In the end, everyone gets his (or her) just reward.

Monday, March 3, 2014

The Difference Between An Author and A Writer

I’ve always thought there was a difference between an author and a writer.  A big difference. And it’s more than the difference between being published and not published. For me, I really crossed the line between “writer” and “author” several years ago.


As a freshman in college, I was pretty sure I had things figured out. I was majoring in philosophy and minoring in literature; I wanted to take creative writing but I was told I had to go through the paces of literature first before I could do creative writing exclusively. That was frustrating, but not really that big of a deal--I wanted to major in philosophy and go to law school. I didn’t really want to be a lawyer, but my dad always told me law school was an excellent education, and it sounded like an interesting challenge (clearly, I wasn’t half as smart as I thought I was). I was a hell of a debater in high school, great at public speaking and thinking on my feet. If at some point I wanted to be a lawyer, I was always pretty convinced I’d be good at it (cough, arrogance, cough).

Writing was something that I considered to be part of me. Since I was a little girl I was an obsessive writer, with the notebook collection to prove it. It was stress relief, entertainment, escapism and my idea of a fun night all rolled into one. I woke up early to write; I stayed up late after parties or studying. I wrote during classes. Every spare thought in my mind was about stories.

But I was convinced that writing would never be a viable career. Specifically because I had been told this in no uncertain terms. My advisor, my brother, the media at large. My parents never told me it wouldn’t work--only that I couldn’t expect to ever make money at it. I told myself that I was a writer in my core and nothing had stopped me thus far, nor did I need any additional money or validation. I wrote for me, and that was that.

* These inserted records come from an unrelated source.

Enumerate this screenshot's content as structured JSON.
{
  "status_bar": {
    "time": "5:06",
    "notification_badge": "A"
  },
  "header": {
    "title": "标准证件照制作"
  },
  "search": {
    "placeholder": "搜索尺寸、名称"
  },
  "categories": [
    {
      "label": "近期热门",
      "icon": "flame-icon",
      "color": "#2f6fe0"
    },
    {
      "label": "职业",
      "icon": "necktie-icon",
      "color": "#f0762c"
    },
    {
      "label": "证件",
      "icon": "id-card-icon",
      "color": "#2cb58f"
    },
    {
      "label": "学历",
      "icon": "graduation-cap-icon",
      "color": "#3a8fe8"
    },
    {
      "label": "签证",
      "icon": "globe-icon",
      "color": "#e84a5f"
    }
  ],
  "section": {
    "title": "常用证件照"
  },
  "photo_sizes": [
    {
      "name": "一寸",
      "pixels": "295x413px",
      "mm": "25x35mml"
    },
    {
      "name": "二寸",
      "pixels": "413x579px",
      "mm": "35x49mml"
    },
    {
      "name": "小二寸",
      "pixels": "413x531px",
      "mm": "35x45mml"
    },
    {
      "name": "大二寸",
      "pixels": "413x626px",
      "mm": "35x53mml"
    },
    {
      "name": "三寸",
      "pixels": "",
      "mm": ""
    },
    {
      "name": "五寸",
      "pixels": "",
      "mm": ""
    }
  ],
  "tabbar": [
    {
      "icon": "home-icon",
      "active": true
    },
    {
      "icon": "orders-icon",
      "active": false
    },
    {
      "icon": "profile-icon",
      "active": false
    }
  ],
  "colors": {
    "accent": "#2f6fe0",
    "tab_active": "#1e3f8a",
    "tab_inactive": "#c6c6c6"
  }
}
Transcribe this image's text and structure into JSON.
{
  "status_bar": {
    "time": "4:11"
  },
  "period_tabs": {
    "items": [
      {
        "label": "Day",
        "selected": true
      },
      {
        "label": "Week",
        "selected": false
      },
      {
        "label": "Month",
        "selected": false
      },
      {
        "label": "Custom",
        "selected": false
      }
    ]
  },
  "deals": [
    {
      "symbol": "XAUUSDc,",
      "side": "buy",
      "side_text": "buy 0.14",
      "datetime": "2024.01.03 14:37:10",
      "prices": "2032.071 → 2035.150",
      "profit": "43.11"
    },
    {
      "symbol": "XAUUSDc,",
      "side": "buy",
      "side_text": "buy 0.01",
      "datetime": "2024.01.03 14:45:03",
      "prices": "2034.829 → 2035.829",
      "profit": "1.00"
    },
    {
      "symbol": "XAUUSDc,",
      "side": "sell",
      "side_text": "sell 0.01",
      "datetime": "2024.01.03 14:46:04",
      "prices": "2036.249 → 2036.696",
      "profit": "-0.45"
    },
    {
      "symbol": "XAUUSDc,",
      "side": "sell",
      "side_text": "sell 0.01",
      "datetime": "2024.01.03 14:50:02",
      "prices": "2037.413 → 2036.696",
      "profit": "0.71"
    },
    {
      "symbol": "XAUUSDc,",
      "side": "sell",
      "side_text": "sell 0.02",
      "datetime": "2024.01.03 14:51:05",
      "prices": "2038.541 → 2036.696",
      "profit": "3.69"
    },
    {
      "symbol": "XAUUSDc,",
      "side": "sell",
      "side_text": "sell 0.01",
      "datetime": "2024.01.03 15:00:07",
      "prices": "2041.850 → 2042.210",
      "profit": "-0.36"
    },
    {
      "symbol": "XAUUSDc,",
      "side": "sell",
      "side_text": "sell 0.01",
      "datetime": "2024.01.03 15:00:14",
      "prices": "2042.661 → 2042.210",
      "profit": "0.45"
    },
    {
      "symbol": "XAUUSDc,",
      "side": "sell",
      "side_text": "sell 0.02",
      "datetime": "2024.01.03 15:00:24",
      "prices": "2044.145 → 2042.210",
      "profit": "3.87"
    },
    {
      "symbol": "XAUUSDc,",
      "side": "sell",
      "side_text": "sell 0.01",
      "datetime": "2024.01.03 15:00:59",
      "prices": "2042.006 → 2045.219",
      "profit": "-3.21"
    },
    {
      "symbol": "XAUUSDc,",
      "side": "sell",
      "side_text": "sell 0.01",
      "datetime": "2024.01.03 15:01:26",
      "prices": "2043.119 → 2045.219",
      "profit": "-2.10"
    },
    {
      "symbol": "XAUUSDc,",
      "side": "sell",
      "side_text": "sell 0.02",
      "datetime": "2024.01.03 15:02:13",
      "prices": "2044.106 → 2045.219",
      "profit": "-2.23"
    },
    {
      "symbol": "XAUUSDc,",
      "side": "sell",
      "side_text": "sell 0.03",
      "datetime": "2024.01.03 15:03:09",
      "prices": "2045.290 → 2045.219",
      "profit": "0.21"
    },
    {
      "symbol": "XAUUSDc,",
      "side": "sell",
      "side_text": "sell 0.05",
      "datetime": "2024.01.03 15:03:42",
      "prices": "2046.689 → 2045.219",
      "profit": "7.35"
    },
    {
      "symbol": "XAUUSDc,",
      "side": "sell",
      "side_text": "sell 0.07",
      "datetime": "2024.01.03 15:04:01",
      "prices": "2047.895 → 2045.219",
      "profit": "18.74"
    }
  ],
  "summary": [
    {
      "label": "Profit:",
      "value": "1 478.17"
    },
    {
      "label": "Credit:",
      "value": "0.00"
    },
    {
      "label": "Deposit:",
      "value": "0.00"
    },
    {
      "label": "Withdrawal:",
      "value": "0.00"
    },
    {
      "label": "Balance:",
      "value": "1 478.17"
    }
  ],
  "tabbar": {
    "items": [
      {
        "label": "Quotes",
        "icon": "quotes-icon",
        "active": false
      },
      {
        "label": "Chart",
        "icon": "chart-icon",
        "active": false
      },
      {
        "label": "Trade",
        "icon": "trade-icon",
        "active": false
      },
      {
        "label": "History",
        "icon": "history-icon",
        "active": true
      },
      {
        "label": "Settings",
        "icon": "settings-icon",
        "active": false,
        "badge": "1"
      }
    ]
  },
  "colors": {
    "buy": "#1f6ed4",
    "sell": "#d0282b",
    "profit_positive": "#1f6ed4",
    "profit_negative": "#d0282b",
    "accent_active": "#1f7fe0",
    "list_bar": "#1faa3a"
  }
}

But then I went to Scotland in my junior year. The teachers I had there spoke about literature like it was love; amid the damp Scottish winds, the bright yellow gorse against the gray clouded skies and the roses that bloomed through late December, there was a different attitude about life than anything I had encountered in the US. The cobblestones and centuries-old buildings whispered to me that life is short, but limitless in its shine and potential. The people there laughed at my American sense of capitalism, my notion that money should have anything to do with my career.

St. Andrews, Scotland was the site of a religious mecca, and then a place of religious persecution. It hosted raids and attacks, housed the bones of a saint, and welcomed to its shores princes and scholars and scientists. At my college in the US, I felt like life was a candle in a hurricane lamp--small, essential, and contained. In Scotland, I felt like the glass covering was removed and I could step close to the candle, curl my fingers around its light and feel the heat through my hands. It inspired the greatest passion and the greatest commitment to that passion that I’ve ever felt.  

Life may be short, but it’s wondrous and dazzling and you can feel that by living your passions, committing to your dreams. I think that’s the difference between a writer and an author.  A writer is someone who can use her words well, but an author is a writer with a vocation. A calling. A commitment. I ended up living for almost four years in Scotland, and I learned how to leave doubt behind. I learned how to be an author, and not just a writer.

A.C. Gaughen has been a concierge, a personal shopper, a handbag saleswoman, a wrapper (often and understandably confused with the homonym without a “w”), a call center phone-line answerer, a tour guide for the Commonwealth, a blogger, a writer of research articles like “How to Grind with a Boy”, and, most memorably, someone who couldn’t hang a shirt on a hanger correctly.  Through all of these, however, she’s also been the young adult author of SCARLET and LADY THIEF, with Bloomsbury/Walker.